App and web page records
- Opening Delimiter -
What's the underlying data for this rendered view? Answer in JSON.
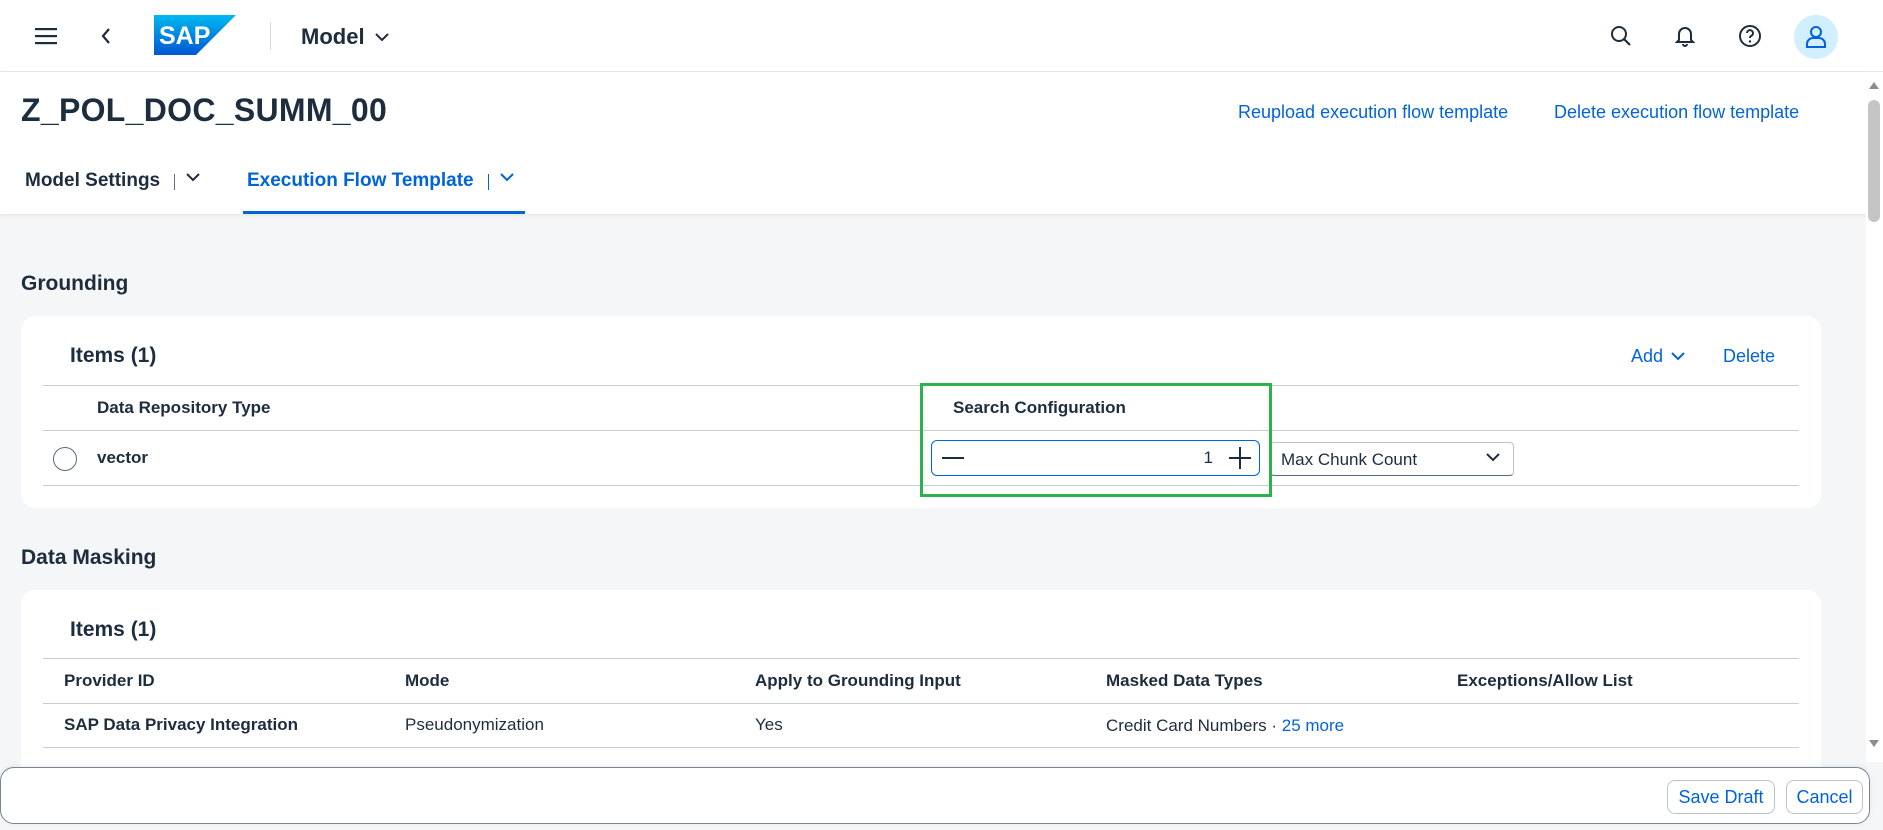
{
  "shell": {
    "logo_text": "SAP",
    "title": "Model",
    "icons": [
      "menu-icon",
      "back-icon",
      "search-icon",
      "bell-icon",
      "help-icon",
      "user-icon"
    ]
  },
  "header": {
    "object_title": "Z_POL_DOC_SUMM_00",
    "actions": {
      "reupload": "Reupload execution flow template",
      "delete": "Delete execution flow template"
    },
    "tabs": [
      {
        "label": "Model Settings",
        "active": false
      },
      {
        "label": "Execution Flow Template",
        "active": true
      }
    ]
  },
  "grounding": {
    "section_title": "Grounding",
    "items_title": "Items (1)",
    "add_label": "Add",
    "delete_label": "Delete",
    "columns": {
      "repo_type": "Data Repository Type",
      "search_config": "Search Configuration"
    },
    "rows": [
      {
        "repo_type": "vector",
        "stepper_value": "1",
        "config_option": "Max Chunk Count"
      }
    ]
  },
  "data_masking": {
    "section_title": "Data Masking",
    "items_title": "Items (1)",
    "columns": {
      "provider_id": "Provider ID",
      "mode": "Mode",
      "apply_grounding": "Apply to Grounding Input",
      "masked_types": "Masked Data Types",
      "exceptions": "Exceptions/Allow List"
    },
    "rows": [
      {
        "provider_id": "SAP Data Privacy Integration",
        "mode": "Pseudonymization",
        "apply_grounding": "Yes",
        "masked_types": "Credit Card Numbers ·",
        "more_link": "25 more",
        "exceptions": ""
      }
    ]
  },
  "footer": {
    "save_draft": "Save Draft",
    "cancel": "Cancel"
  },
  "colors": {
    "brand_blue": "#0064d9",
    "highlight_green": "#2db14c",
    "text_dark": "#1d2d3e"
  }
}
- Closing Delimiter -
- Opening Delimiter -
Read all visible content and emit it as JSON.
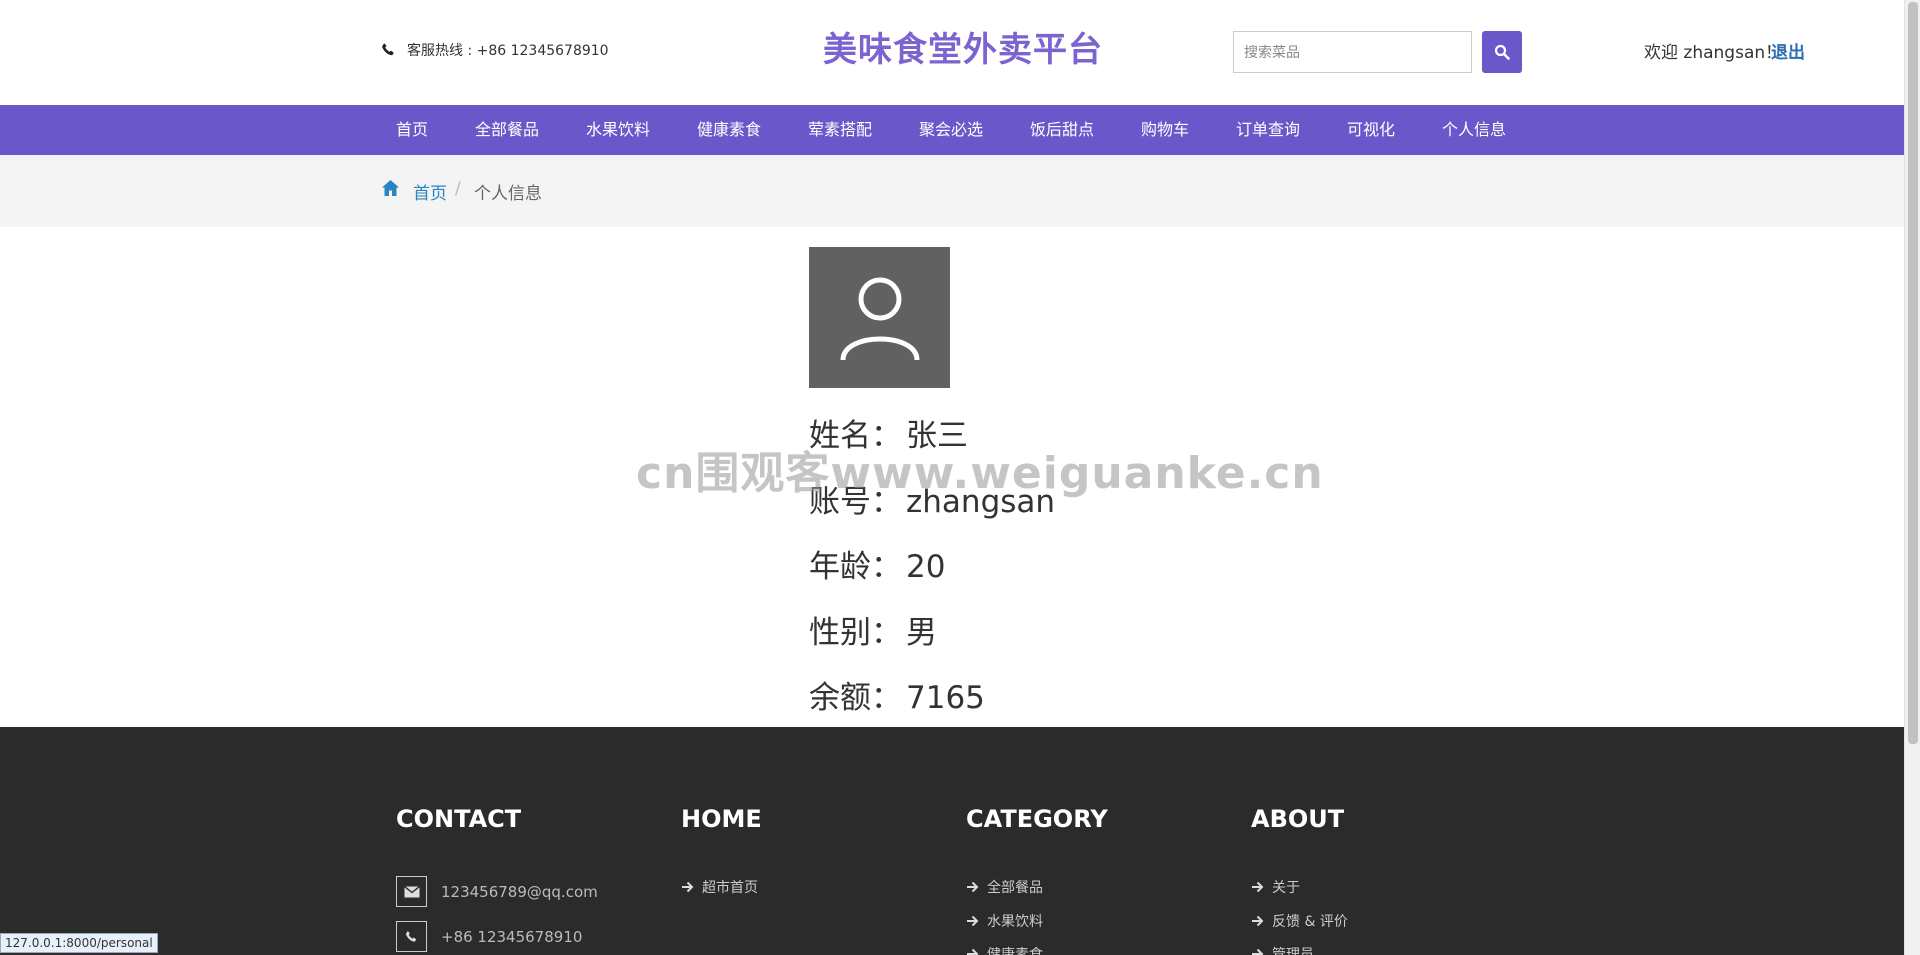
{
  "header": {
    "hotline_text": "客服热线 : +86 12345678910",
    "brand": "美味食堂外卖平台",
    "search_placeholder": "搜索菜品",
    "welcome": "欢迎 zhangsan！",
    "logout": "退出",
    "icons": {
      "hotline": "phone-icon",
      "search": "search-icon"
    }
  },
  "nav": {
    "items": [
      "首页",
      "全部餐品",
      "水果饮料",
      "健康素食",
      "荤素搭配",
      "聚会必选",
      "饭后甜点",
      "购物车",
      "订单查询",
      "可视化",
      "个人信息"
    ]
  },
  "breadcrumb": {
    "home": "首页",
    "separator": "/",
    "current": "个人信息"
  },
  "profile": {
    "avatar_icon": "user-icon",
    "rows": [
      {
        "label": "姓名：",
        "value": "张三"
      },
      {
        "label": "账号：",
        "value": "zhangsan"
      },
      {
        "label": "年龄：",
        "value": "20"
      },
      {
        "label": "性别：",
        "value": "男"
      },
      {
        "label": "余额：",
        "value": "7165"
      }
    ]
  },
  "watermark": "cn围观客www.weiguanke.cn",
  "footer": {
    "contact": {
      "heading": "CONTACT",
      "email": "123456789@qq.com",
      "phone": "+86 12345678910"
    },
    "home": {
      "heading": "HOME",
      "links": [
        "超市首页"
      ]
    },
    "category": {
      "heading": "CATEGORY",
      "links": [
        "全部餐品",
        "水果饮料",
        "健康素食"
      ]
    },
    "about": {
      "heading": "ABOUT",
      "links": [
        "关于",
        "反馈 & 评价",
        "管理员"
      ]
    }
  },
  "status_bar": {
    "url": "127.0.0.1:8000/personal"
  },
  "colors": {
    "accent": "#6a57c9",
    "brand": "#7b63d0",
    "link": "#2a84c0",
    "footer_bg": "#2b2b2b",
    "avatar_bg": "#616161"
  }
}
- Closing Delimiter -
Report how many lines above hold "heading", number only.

*EXERCISE RESULT*:
4